  • After endless reading of articles in my new field I realised how much I knew (and didn’t know) about the basics of research. A solid understanding of methodology and statistics will allow you to be much more flexible than being an expert on a specific disease or process. All research follows similar basic principles and realising this was a “light bulb” moment for me.

  • Be ready to let go of your research ideas if they don’t fit the situation. Or at least be ready to re-align them with the interests of your group. A research group is a lot like a sports team, you need to play together to score goals.

  • With new colleagues or a new institute, look for common research interests. Finding the person(s) who are working closest to your area of interest is worth the trouble. Failing that, show interest in other people’s work. Researchers tend to make friends with anyone who has read one of their papers.

  • Be enthusiastic about your new opportunity! Sometimes a change is as good as a holiday, sometimes it is even better.

  • When it comes to computer programs, use what you are comfortable with but keep your eyes open for something better. This includes statistics programs, reference management programs, and digital music players. Finding the right one could increase efficiency whereas the wrong one could cost hours of frustration and despair.

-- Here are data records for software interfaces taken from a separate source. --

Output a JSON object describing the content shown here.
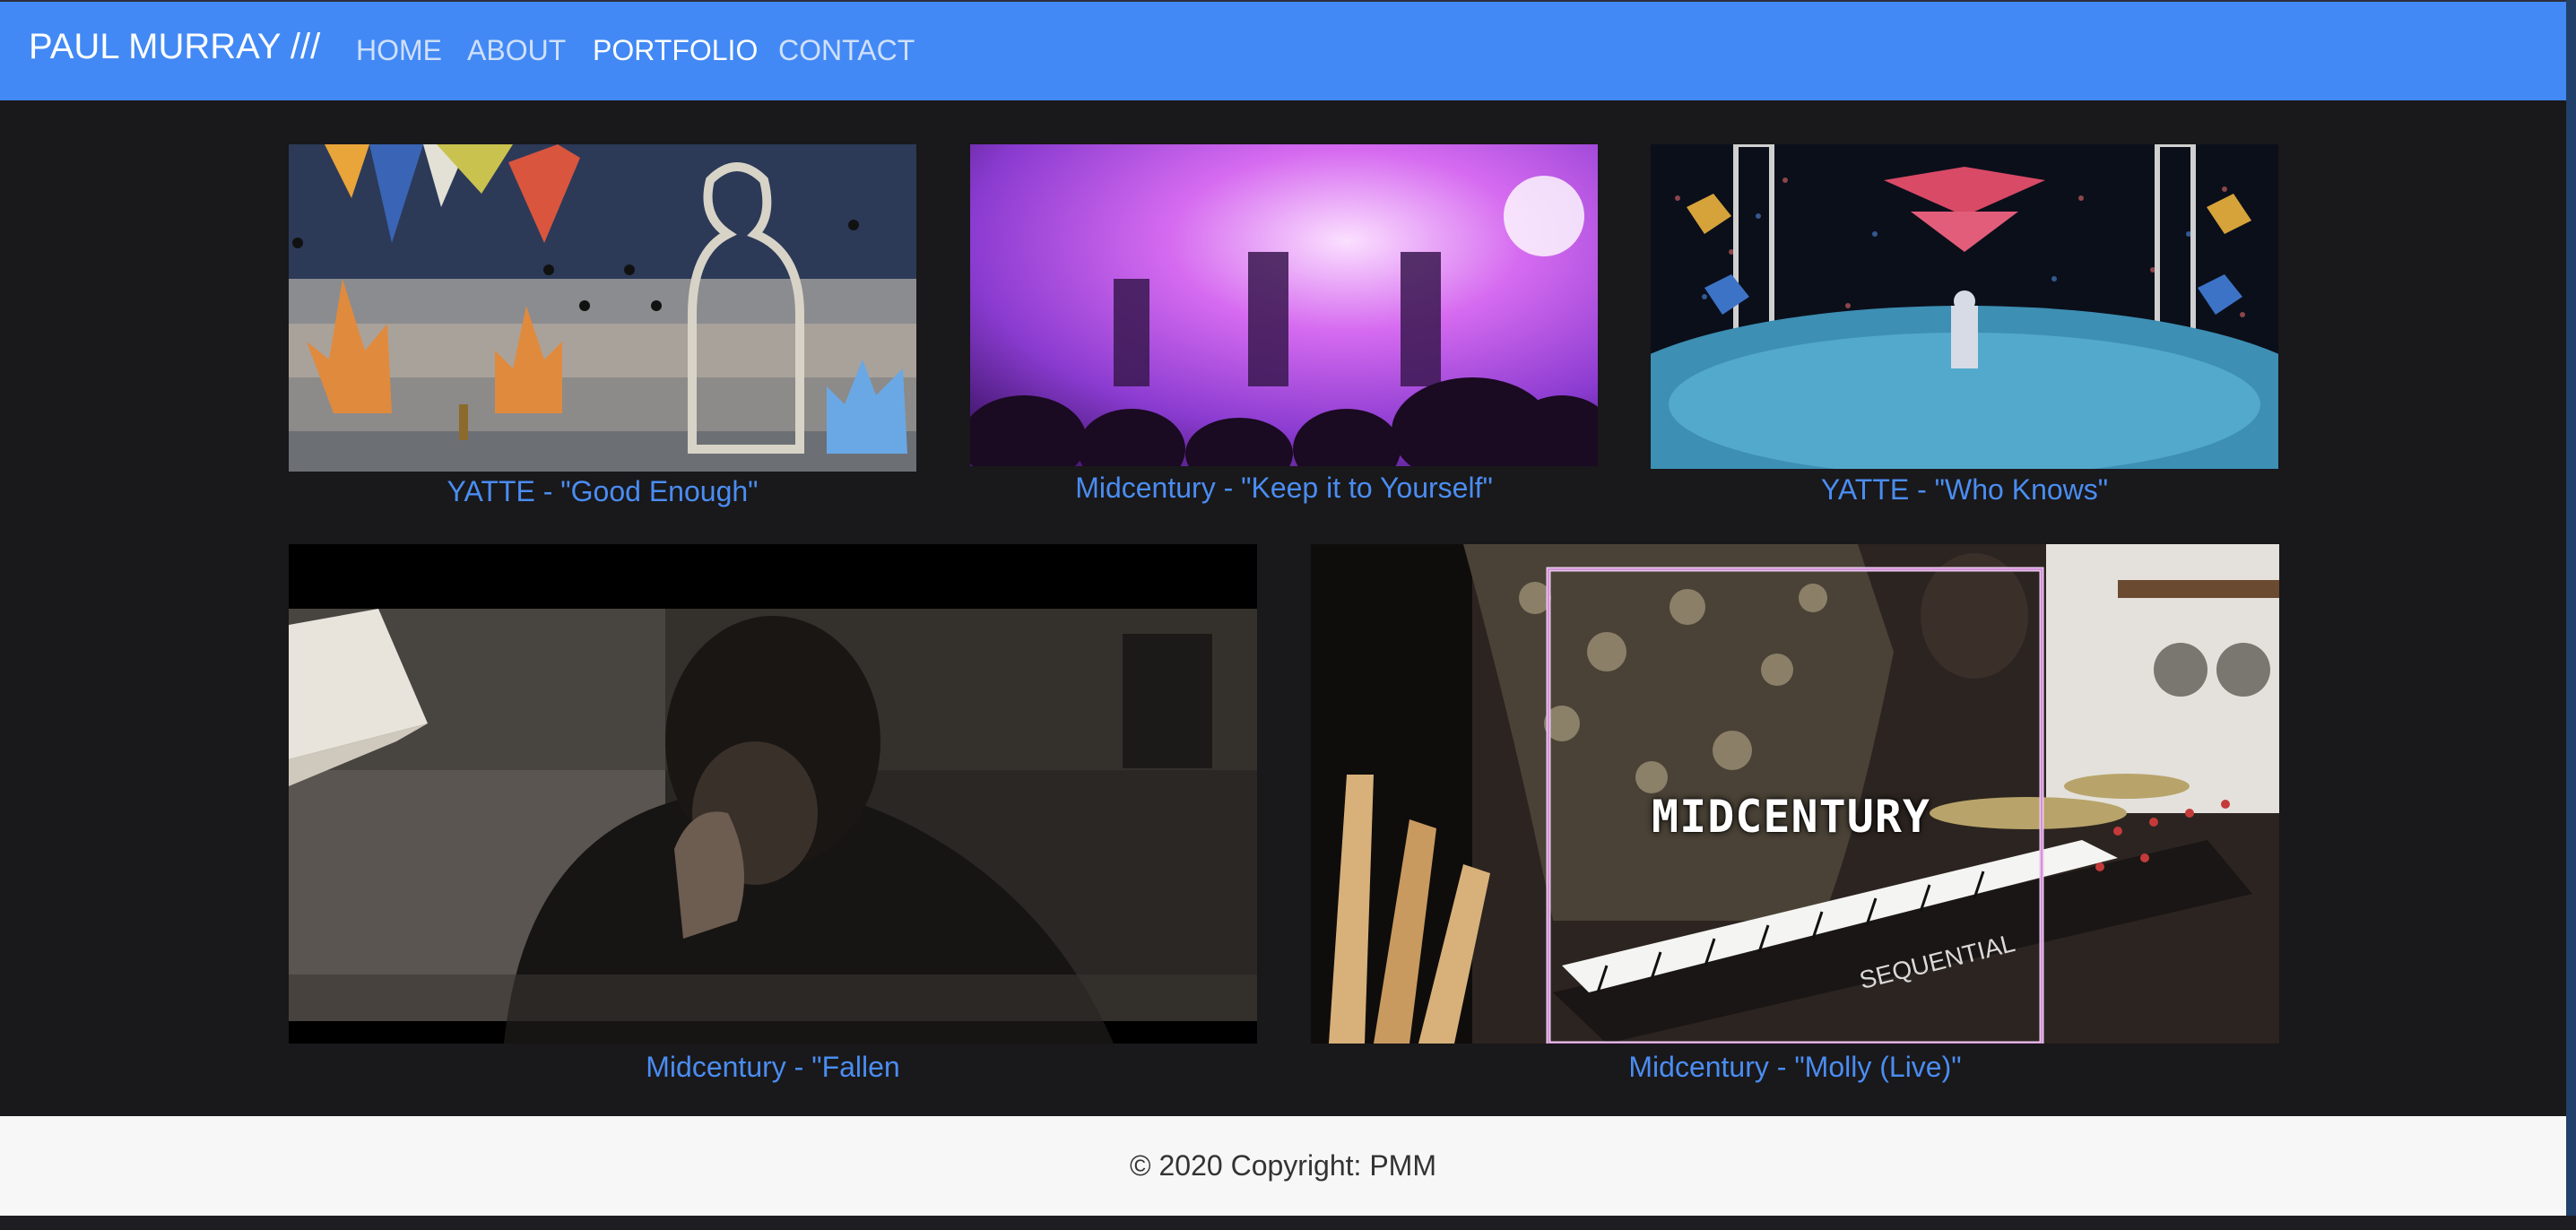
{
  "nav": {
    "brand": "PAUL MURRAY ///",
    "links": [
      {
        "label": "HOME",
        "active": false
      },
      {
        "label": "ABOUT",
        "active": false
      },
      {
        "label": "PORTFOLIO",
        "active": true
      },
      {
        "label": "CONTACT",
        "active": false
      }
    ]
  },
  "videos": [
    {
      "title": "YATTE - \"Good Enough\""
    },
    {
      "title": "Midcentury - \"Keep it to Yourself\""
    },
    {
      "title": "YATTE - \"Who Knows\""
    },
    {
      "title": "Midcentury - \"Fallen"
    },
    {
      "title": "Midcentury - \"Molly (Live)\"",
      "overlay_text": "MIDCENTURY",
      "keyboard_text": "SEQUENTIAL"
    }
  ],
  "footer": {
    "copyright": "© 2020 Copyright: PMM"
  },
  "colors": {
    "navbar": "#4289f5",
    "background": "#19181a",
    "link": "#4a8df2",
    "footer_bg": "#f7f7f7"
  }
}
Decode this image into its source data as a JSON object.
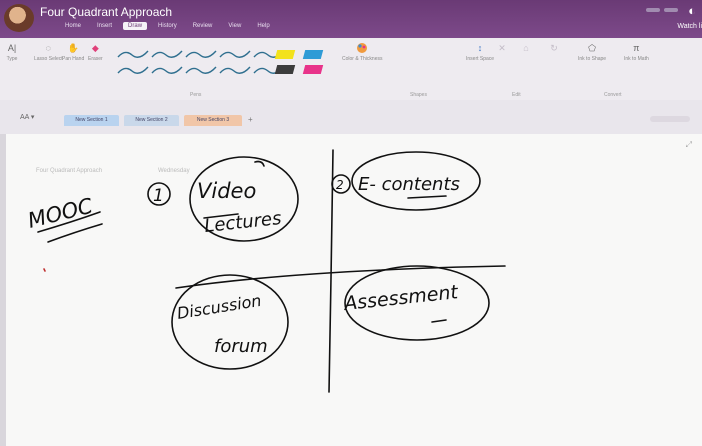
{
  "window": {
    "title": "Four Quadrant Approach",
    "clock_glyph": "◐",
    "watch_label": "Watch li"
  },
  "menu": [
    "Home",
    "Insert",
    "Draw",
    "History",
    "Review",
    "View",
    "Help"
  ],
  "menu_active": "Draw",
  "ribbon": {
    "tools": [
      {
        "label": "Type",
        "icon": "A|",
        "name": "type-tool"
      },
      {
        "label": "Lasso Select",
        "icon": "◌",
        "name": "lasso-select-tool"
      },
      {
        "label": "Pan Hand",
        "icon": "✋",
        "name": "pan-hand-tool"
      },
      {
        "label": "Eraser",
        "icon": "◆",
        "name": "eraser-tool"
      }
    ],
    "pens_group_label": "Pens",
    "color_thickness_label": "Color & Thickness",
    "shapes_label": "Shapes",
    "insert_space_label": "Insert Space",
    "edit_label": "Edit",
    "ink_to_shape_label": "Ink to Shape",
    "ink_to_math_label": "Ink to Math",
    "convert_label": "Convert",
    "colors": {
      "pen": "#2f6f8f",
      "highlight_yellow": "#f3e21c",
      "highlight_blue": "#2f9bd6",
      "highlight_pink": "#e8338a",
      "brand": "#7d4a8a"
    }
  },
  "notebook_selector": "AA",
  "sections": [
    "New Section 1",
    "New Section 2",
    "New Section 3"
  ],
  "active_section": "New Section 3",
  "page": {
    "title_text": "Four Quadrant Approach",
    "date_text": "Wednesday"
  },
  "handwriting": {
    "left_label": "MOOC",
    "q1_number": "1",
    "q1_line1": "Video",
    "q1_line2": "Lectures",
    "q2_number": "2",
    "q2_text": "E- contents",
    "q3_line1": "Discussion",
    "q3_line2": "forum",
    "q4_text": "Assessment"
  }
}
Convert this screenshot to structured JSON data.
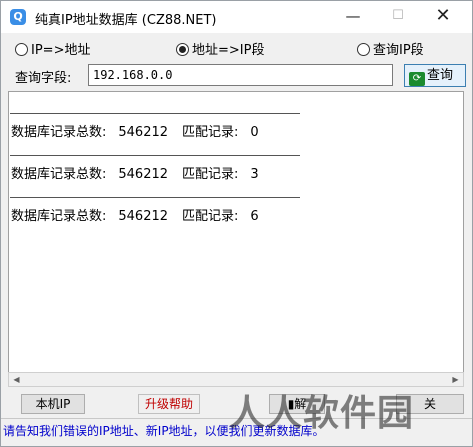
{
  "window": {
    "title": "纯真IP地址数据库  (CZ88.NET)",
    "minimize": "—",
    "maximize": "☐",
    "close": "✕"
  },
  "mode": {
    "option1": "IP=>地址",
    "option2": "地址=>IP段",
    "option3": "查询IP段",
    "selected": "option2"
  },
  "query": {
    "label": "查询字段:",
    "value": "192.168.0.0",
    "button": "查询"
  },
  "results": [
    {
      "total_label": "数据库记录总数:",
      "total": "546212",
      "match_label": "匹配记录:",
      "match": "0"
    },
    {
      "total_label": "数据库记录总数:",
      "total": "546212",
      "match_label": "匹配记录:",
      "match": "3"
    },
    {
      "total_label": "数据库记录总数:",
      "total": "546212",
      "match_label": "匹配记录:",
      "match": "6"
    }
  ],
  "buttons": {
    "local_ip": "本机IP",
    "upgrade_help": "升级帮助",
    "explain": "解",
    "close": "关"
  },
  "status": "请告知我们错误的IP地址、新IP地址，以便我们更新数据库。",
  "watermark": "人人软件园"
}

  • …and finally, have an electronic backup of your files on the internet. This will limit the consequences if things do get stolen/lost/water damaged. It is the year 2013, there is no excuse.